(Exercise brief) Go through the data underneath and report how many lines hold the string "hidden", giving only the number.

**** Entries provided ****

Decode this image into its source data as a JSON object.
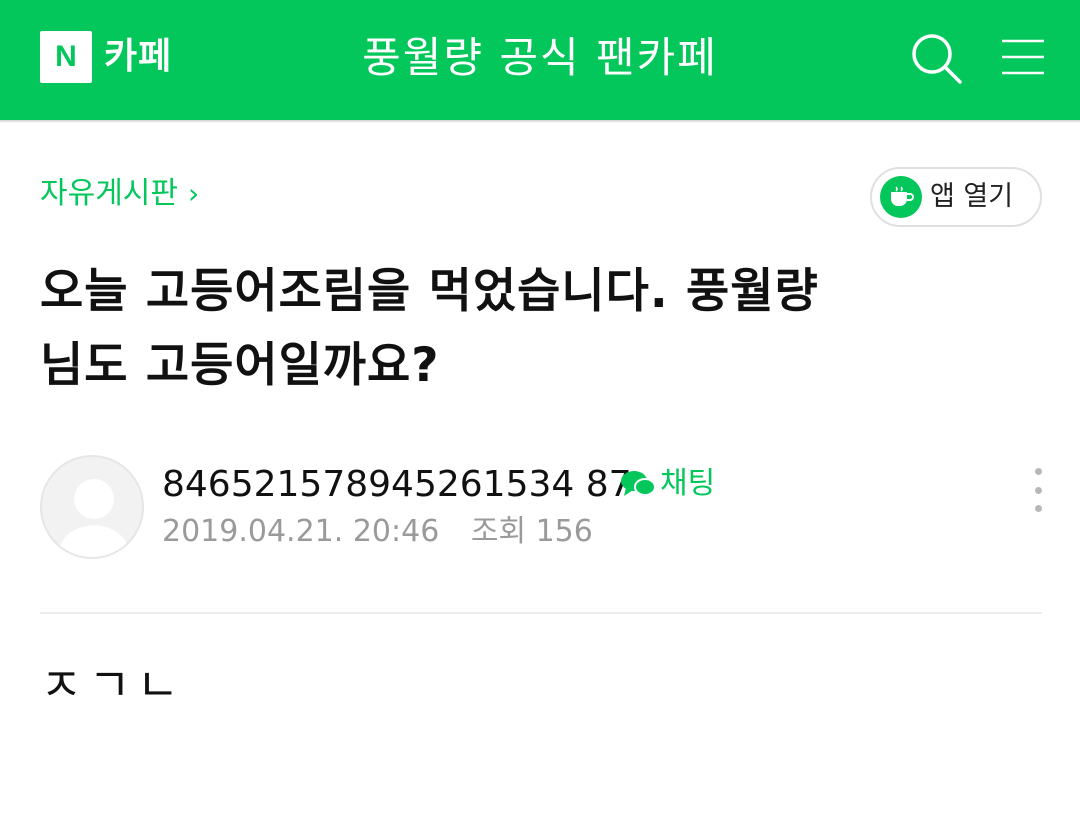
{
  "header": {
    "logo_letter": "N",
    "logo_text": "카페",
    "cafe_title": "풍월량 공식 팬카페",
    "search_icon": "search-icon",
    "menu_icon": "menu-icon",
    "bar_color": "#03c75a"
  },
  "board": {
    "name": "자유게시판",
    "chevron": "›"
  },
  "app_open": {
    "label": "앱 열기",
    "icon": "cafe-cup-icon"
  },
  "post": {
    "title": "오늘 고등어조림을 먹었습니다. 풍월량\n님도 고등어일까요?",
    "author": "846521578945261534 87",
    "chat_label": "채팅",
    "date": "2019.04.21. 20:46",
    "views": "조회 156",
    "body": "ㅈㄱㄴ"
  },
  "colors": {
    "accent": "#03c75a",
    "meta_text": "#9a9a9a"
  }
}
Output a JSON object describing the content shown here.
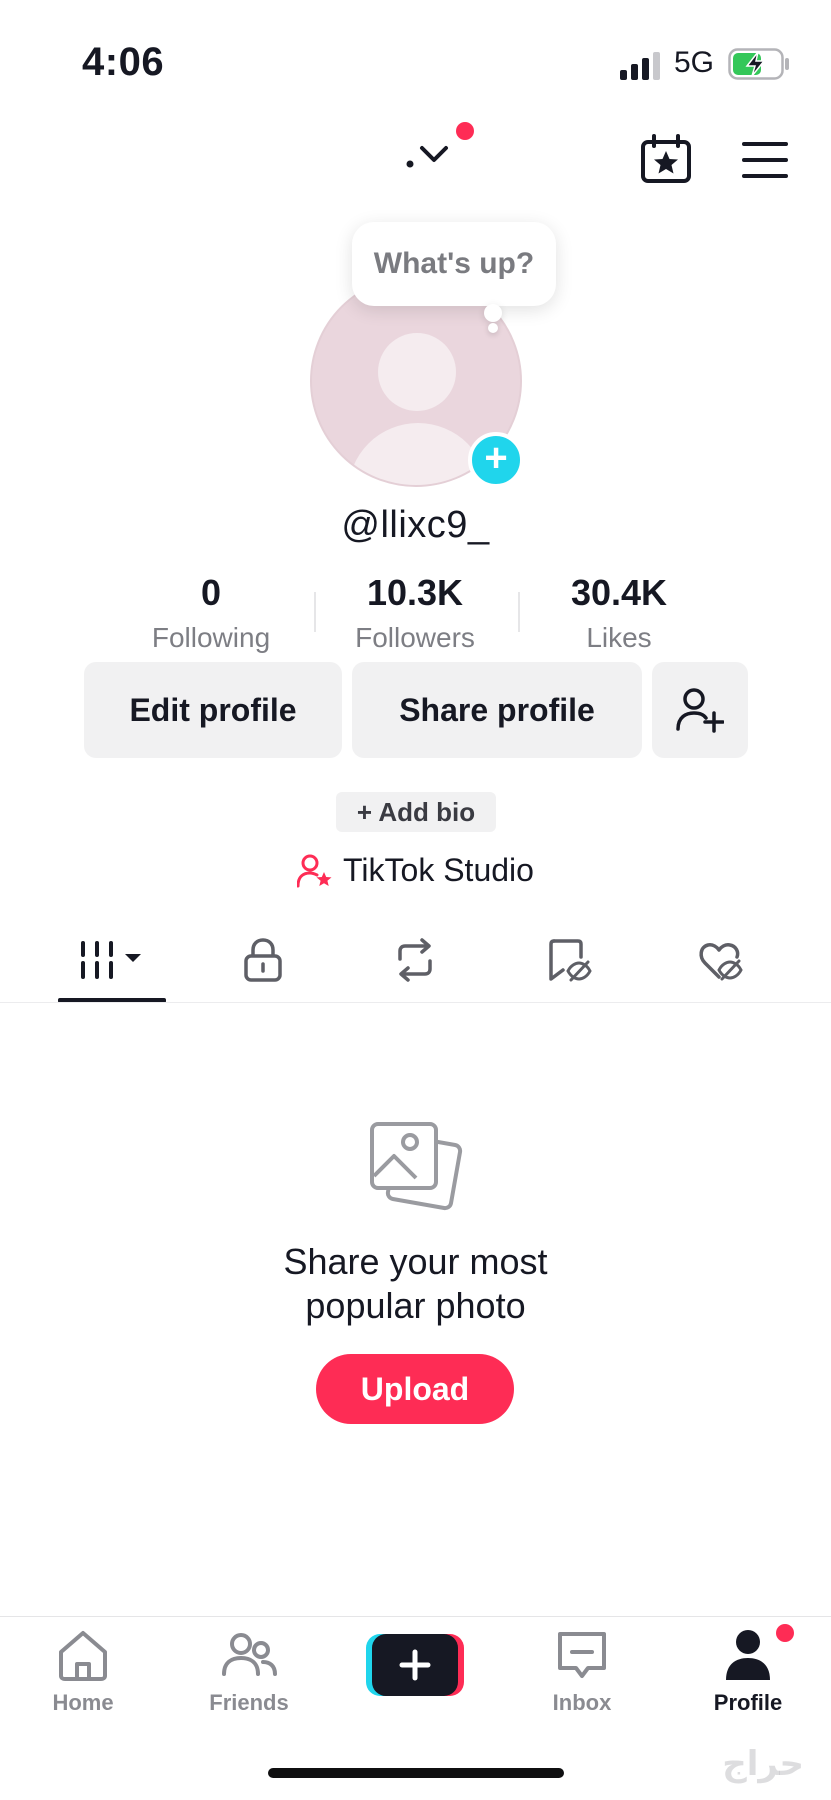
{
  "status_bar": {
    "time": "4:06",
    "network": "5G"
  },
  "bubble": {
    "text": "What's up?"
  },
  "profile": {
    "username": "@llixc9_",
    "stats": [
      {
        "value": "0",
        "label": "Following"
      },
      {
        "value": "10.3K",
        "label": "Followers"
      },
      {
        "value": "30.4K",
        "label": "Likes"
      }
    ],
    "edit_label": "Edit profile",
    "share_label": "Share profile",
    "add_bio_label": "+ Add bio",
    "studio_label": "TikTok Studio"
  },
  "tabs": [
    {
      "name": "videos",
      "icon": "grid-icon",
      "active": true
    },
    {
      "name": "private",
      "icon": "lock-icon"
    },
    {
      "name": "reposts",
      "icon": "repost-icon"
    },
    {
      "name": "favorites",
      "icon": "bookmark-hidden-icon"
    },
    {
      "name": "liked",
      "icon": "heart-hidden-icon"
    }
  ],
  "empty_state": {
    "title_line1": "Share your most",
    "title_line2": "popular photo",
    "upload_label": "Upload"
  },
  "bottom_nav": [
    {
      "label": "Home",
      "icon": "home-icon"
    },
    {
      "label": "Friends",
      "icon": "friends-icon"
    },
    {
      "label": "",
      "icon": "plus-icon"
    },
    {
      "label": "Inbox",
      "icon": "inbox-icon"
    },
    {
      "label": "Profile",
      "icon": "profile-icon",
      "active": true
    }
  ],
  "watermark": "حراج",
  "colors": {
    "accent": "#fe2c55",
    "cyan": "#20d5ec",
    "text": "#161823",
    "muted": "#7d7e84"
  }
}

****

(Exercise answer) 2